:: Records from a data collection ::
######
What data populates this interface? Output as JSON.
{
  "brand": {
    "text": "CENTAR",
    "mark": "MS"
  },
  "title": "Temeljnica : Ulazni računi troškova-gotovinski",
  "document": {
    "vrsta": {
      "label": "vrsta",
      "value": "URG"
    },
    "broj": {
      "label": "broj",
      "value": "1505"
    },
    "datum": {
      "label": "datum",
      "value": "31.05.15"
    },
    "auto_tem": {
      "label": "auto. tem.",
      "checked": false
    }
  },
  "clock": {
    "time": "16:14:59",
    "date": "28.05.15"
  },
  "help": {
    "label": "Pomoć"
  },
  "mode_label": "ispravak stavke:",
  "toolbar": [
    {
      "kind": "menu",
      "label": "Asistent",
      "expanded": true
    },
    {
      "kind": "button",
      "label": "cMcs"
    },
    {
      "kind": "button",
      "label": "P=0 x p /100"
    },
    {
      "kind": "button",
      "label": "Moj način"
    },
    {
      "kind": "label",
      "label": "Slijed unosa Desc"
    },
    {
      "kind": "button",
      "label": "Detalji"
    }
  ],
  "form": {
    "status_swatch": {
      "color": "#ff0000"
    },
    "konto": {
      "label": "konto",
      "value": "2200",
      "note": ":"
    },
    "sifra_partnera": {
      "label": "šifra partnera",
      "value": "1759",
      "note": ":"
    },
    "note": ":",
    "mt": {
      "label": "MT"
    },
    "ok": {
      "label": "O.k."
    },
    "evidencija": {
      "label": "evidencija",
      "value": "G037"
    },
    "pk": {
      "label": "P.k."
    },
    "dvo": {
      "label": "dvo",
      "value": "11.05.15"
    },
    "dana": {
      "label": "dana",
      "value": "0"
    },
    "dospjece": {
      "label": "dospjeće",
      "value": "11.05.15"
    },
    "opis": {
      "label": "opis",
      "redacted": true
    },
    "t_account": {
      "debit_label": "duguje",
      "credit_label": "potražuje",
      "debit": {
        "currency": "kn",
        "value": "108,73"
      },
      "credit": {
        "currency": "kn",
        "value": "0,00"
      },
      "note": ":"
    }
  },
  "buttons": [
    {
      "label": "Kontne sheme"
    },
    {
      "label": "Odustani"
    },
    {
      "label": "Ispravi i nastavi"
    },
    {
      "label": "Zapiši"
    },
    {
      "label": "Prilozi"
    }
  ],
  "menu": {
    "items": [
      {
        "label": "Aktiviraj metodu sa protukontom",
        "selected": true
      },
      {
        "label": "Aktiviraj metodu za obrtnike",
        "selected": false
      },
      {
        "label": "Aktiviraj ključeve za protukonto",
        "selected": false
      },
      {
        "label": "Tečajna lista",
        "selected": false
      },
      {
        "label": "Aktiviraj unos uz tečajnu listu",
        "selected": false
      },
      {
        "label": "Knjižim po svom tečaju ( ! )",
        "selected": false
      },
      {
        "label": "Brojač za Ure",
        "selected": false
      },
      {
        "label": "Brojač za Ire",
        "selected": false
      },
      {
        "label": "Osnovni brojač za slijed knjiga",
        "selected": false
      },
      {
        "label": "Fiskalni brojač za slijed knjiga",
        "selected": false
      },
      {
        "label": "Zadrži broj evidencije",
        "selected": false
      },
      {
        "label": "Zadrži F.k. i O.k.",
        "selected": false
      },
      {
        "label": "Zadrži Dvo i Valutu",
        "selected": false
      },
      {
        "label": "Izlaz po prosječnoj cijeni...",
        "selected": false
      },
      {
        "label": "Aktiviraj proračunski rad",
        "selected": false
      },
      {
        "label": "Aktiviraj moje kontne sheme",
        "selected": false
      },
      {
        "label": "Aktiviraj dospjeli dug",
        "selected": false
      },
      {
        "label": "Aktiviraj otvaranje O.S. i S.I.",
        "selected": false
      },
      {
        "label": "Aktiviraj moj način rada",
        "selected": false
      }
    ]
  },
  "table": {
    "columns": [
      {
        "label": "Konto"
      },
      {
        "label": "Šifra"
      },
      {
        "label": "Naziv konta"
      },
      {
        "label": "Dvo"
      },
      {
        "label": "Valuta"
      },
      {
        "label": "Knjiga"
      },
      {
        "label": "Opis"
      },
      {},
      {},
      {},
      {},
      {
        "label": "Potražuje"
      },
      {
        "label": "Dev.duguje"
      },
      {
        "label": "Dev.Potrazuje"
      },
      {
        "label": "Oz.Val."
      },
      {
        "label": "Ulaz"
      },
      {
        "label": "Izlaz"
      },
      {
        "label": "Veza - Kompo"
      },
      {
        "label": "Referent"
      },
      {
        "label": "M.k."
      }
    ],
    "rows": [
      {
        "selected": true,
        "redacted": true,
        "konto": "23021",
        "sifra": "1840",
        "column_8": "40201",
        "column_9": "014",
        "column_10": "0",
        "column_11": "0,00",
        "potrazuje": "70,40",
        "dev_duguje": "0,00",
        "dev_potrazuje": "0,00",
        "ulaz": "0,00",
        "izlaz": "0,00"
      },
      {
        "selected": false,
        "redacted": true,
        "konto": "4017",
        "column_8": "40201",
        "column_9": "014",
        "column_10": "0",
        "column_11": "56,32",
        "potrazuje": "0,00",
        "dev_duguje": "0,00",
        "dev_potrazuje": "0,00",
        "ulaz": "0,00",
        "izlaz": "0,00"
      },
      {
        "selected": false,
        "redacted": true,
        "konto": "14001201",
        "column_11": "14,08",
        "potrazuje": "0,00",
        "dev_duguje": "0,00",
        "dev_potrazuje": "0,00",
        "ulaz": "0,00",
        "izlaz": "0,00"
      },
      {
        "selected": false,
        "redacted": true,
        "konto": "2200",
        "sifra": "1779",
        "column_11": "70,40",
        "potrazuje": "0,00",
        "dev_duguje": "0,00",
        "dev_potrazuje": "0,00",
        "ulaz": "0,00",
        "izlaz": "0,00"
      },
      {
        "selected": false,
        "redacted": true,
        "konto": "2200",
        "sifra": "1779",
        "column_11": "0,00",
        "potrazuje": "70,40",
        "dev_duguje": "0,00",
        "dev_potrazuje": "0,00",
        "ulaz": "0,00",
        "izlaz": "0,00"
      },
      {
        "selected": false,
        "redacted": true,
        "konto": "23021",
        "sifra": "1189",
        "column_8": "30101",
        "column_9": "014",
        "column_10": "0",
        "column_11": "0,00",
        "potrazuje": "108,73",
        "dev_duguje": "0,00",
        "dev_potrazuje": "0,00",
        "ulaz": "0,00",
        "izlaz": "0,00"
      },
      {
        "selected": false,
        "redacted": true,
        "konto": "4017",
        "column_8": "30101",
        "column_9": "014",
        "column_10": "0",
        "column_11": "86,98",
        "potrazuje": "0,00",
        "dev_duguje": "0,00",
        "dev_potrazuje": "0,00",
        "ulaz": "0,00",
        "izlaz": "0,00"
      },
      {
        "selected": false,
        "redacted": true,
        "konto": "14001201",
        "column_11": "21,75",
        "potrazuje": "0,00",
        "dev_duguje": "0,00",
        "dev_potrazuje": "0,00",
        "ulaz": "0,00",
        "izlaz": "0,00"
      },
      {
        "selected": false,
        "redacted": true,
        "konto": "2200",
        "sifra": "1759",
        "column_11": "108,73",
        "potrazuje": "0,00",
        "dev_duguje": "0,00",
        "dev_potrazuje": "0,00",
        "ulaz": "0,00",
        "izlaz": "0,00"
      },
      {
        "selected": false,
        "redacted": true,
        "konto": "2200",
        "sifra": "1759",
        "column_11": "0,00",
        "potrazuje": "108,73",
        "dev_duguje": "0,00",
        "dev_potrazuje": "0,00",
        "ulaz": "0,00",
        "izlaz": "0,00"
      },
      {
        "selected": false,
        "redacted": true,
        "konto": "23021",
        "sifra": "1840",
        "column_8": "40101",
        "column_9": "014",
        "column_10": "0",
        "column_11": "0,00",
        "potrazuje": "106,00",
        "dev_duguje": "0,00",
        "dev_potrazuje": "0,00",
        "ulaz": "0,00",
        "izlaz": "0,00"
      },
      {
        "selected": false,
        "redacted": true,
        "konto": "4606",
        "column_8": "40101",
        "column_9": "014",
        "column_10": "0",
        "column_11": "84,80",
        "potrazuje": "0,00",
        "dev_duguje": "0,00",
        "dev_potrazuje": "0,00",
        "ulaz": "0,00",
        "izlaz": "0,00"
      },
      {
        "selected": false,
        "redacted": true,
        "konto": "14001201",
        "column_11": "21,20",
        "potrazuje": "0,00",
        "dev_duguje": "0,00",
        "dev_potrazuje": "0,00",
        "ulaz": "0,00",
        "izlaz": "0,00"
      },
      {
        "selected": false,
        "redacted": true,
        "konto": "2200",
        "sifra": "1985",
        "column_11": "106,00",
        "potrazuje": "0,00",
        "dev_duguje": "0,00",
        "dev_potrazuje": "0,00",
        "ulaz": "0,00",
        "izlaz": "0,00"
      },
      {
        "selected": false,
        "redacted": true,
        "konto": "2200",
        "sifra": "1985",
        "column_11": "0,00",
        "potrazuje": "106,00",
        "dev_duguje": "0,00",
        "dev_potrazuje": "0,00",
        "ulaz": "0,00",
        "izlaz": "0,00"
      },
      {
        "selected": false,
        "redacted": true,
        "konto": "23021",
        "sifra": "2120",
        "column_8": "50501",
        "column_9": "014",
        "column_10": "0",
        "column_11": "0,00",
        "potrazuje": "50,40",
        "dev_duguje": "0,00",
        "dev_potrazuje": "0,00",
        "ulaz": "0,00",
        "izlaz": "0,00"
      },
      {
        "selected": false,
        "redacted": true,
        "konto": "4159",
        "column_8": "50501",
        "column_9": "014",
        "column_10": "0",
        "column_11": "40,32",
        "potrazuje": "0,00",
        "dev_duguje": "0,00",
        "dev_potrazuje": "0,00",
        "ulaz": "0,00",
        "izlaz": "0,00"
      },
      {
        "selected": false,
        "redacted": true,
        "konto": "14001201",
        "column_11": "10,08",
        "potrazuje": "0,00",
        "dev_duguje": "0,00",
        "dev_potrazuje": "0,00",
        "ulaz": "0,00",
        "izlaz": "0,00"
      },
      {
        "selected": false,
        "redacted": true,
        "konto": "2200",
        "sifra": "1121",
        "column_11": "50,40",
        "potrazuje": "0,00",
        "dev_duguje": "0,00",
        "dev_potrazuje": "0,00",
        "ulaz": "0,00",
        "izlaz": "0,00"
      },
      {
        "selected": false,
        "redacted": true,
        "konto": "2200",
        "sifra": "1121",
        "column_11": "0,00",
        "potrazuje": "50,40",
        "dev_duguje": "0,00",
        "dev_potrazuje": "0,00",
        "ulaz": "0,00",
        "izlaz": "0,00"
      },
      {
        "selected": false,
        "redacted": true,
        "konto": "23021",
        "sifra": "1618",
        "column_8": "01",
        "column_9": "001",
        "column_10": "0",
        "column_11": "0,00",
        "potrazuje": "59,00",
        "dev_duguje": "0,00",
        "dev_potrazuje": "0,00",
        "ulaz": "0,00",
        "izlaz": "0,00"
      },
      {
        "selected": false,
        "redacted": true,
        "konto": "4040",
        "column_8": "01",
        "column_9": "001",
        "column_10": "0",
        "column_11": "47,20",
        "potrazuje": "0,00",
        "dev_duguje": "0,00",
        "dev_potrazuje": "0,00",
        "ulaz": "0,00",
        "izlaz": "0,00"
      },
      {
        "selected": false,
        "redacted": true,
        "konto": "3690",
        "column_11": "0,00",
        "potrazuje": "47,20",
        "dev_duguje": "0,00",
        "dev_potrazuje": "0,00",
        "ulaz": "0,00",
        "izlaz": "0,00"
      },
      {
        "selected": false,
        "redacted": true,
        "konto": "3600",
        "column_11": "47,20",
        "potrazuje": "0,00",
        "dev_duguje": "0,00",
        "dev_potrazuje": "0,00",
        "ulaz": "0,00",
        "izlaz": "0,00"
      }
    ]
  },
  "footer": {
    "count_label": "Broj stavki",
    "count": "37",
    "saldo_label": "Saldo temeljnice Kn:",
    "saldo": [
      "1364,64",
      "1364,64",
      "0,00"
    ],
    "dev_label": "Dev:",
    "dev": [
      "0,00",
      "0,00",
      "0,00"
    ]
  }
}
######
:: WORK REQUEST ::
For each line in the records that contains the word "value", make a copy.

:: RESPONSE BELOW ::
      "value": "URG"
      "value": "1505"
      "value": "31.05.15"
      "value": "2200",
      "value": "1759",
      "value": "G037"
      "value": "11.05.15"
      "value": "0"
      "value": "11.05.15"
        "value": "108,73"
        "value": "0,00"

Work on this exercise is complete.